Underwriters of U.S. municipal bonds could soon be banned from designating some new issues as "not reoffered," or "NRO," a phrase used to keep the market from knowing the prices or yields of bonds.
The Municipal Securities Rulemaking Board (MSRB) said on Monday it would propose a change in coming weeks to force underwriters to provide complete information to vendors that give the $3.7 trillion market real-time data on sales of new bonds.
"By eliminating the ability of underwriters to mask price and yield by using the 'NRO' designation, there will be full price discovery by the marketplace as a whole," MSRB Chairman Alan Polsky said on a call with reporters. "And existing inconsistencies in the information flow to the market will be eliminated."
The NRO designation is most commonly used in competitive deals in which buyers bid on new debt at a set date and hour. Those sales totaled $59.6 billion in 2011, or about 21 percent of the $287.2 billion of munis sold last year, according to Thomson Reuters data.
Frequently, the information on the sales sheet released by data vendors such as Ipreo simply state "NRO" for the price or yield.
In the same manner, they may include "NRO" when disclosing the price for one of the maturities sold through a negotiated deal.

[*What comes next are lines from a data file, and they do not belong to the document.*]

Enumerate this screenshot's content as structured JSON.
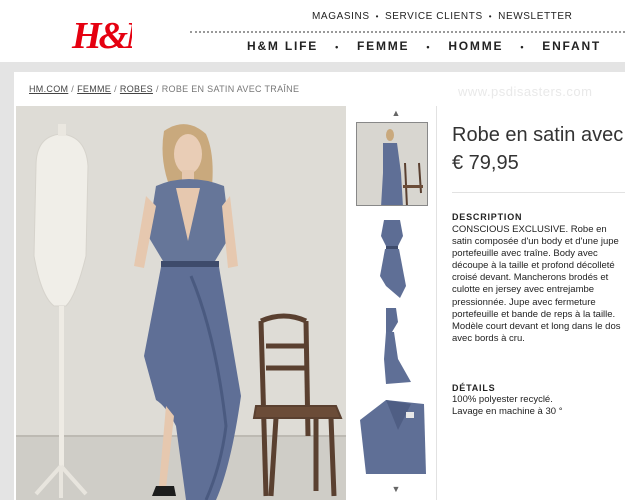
{
  "brand": {
    "logo_text": "H&M",
    "color": "#e50010"
  },
  "header": {
    "util_nav": [
      "MAGASINS",
      "SERVICE CLIENTS",
      "NEWSLETTER"
    ],
    "main_nav": [
      "H&M LIFE",
      "FEMME",
      "HOMME",
      "ENFANT"
    ]
  },
  "breadcrumb": {
    "items": [
      "HM.COM",
      "FEMME",
      "ROBES"
    ],
    "current": "ROBE EN SATIN AVEC TRAÎNE"
  },
  "watermark": "www.psdisasters.com",
  "product": {
    "title": "Robe en satin avec traîne",
    "price": "€ 79,95",
    "description_heading": "DESCRIPTION",
    "description": "CONSCIOUS EXCLUSIVE. Robe en satin composée d'un body et d'une jupe portefeuille avec traîne. Body avec découpe à la taille et profond décolleté croisé devant. Mancherons brodés et culotte en jersey avec entrejambe pressionnée. Jupe avec fermeture portefeuille et bande de reps à la taille. Modèle court devant et long dans le dos avec bords à cru.",
    "details_heading": "DÉTAILS",
    "details": [
      "100% polyester recyclé.",
      "Lavage en machine à 30 °"
    ]
  },
  "gallery": {
    "up_arrow": "▲",
    "down_arrow": "▼",
    "thumbs": [
      "model-full",
      "dress-front",
      "dress-side",
      "dress-closeup"
    ]
  },
  "colors": {
    "dress": "#5f6f96",
    "wall": "#d8d6d0"
  }
}
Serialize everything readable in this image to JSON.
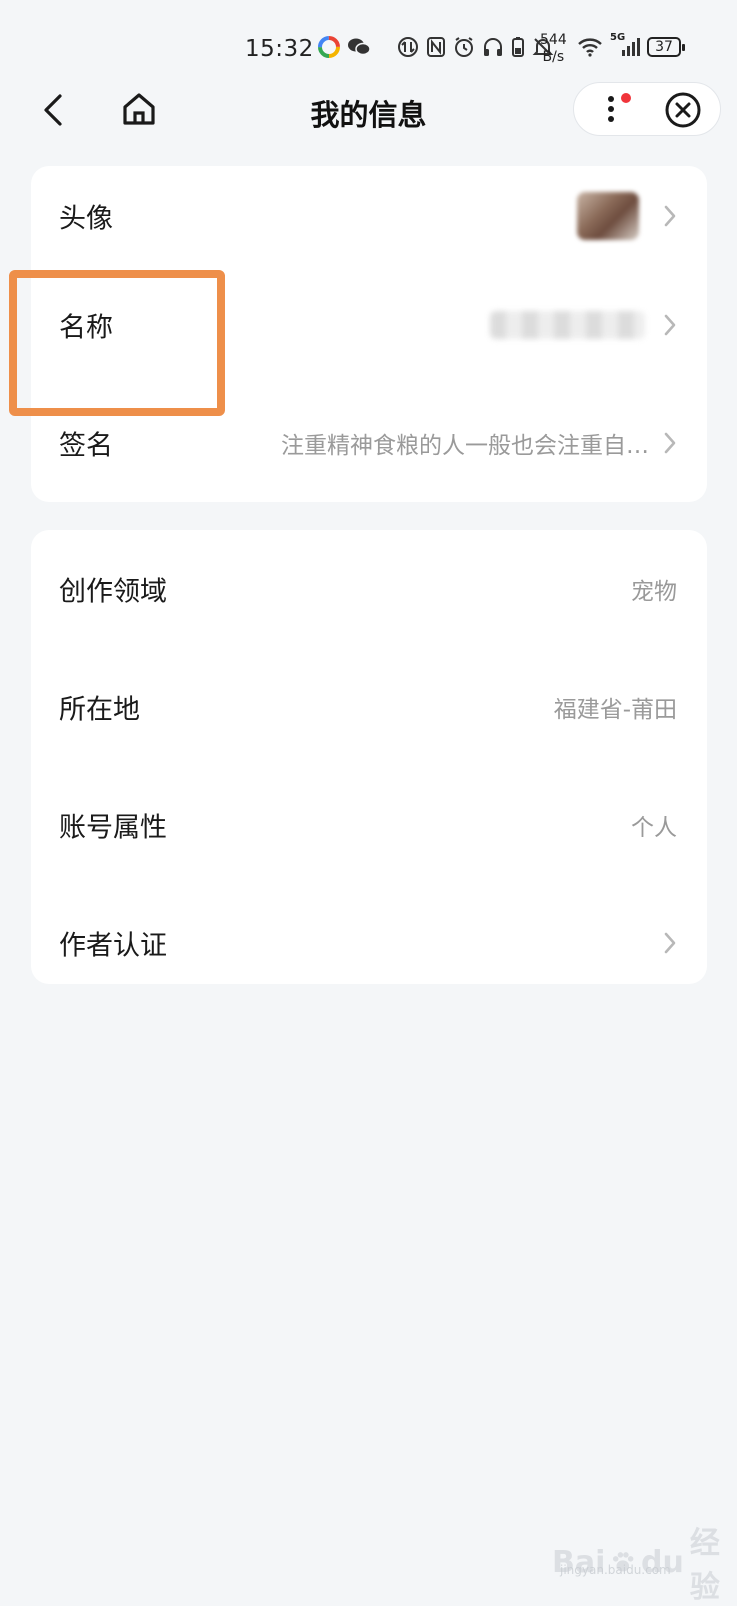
{
  "status_bar": {
    "time": "15:32",
    "net_speed_value": "544",
    "net_speed_unit": "B/s",
    "network": "5G",
    "battery": "37"
  },
  "nav": {
    "title": "我的信息"
  },
  "profile_rows": [
    {
      "label": "头像",
      "value": "",
      "chevron": true
    },
    {
      "label": "名称",
      "value": "",
      "chevron": true
    },
    {
      "label": "签名",
      "value": "注重精神食粮的人一般也会注重自…",
      "chevron": true
    }
  ],
  "info_rows": [
    {
      "label": "创作领域",
      "value": "宠物",
      "chevron": false
    },
    {
      "label": "所在地",
      "value": "福建省-莆田",
      "chevron": false
    },
    {
      "label": "账号属性",
      "value": "个人",
      "chevron": false
    },
    {
      "label": "作者认证",
      "value": "",
      "chevron": true
    }
  ],
  "watermark": {
    "brand": "Bai",
    "brand2": "du",
    "suffix": "经验",
    "site": "jingyan.baidu.com"
  },
  "colors": {
    "background": "#f4f6f8",
    "card": "#ffffff",
    "highlight": "#ee8f4a",
    "badge": "#f0343a",
    "secondary_text": "#9a9a9a"
  }
}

For example, a $418 million general obligation competitive sale by triple-A-rated Maryland in July was won by Bank of America Merrill Lynch, which listed NRO for yields in nine of the deal's 13 maturity levels.
That makes it difficult to determine overall yield levels for the market, according to Bob Nelson, managing analyst at Municipal Market Data, a unit of Thomson Reuters that produces a daily triple-A benchmark scale for the market.
"It's great news for price transparency," he said, adding the move was long overdue.
Ultimately, underwriters must send all prices to the MSRB, a self-regulatory organization, to put on its centralized website known as EMMA. But that can take days and the board would like to make the information known almost immediately, Executive Director Lynnette Kelly said on the conference call.
The proposal must be approved by the Securities and Exchange Commission, which enforces the rules that the MSRB writes.
(Reporting By Lisa Lambert in Washington and Karen Pierog in Chicago; editing by Jeffrey Benkoe)